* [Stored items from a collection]
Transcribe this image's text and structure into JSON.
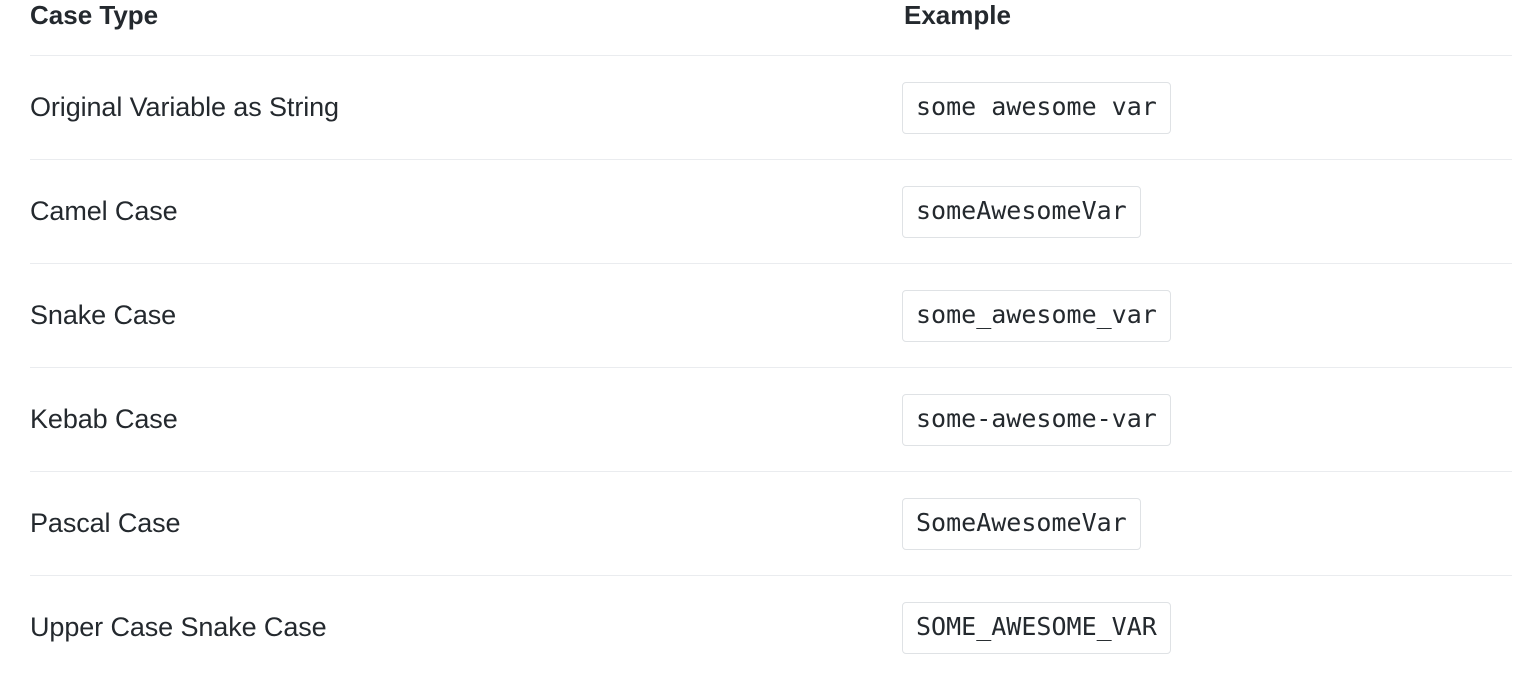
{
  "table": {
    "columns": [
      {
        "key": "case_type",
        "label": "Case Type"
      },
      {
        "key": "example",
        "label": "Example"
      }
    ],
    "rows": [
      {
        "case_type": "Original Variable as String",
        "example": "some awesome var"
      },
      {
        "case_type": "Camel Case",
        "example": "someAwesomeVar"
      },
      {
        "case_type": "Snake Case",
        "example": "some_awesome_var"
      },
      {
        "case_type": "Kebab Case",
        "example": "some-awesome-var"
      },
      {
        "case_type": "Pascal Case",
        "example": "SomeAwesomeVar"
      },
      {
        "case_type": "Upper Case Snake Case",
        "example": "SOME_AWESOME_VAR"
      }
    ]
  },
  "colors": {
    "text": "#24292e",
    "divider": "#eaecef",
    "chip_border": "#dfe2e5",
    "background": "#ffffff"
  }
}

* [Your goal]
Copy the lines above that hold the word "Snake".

* [Solution for this exercise]
        "case_type": "Snake Case",
        "case_type": "Upper Case Snake Case",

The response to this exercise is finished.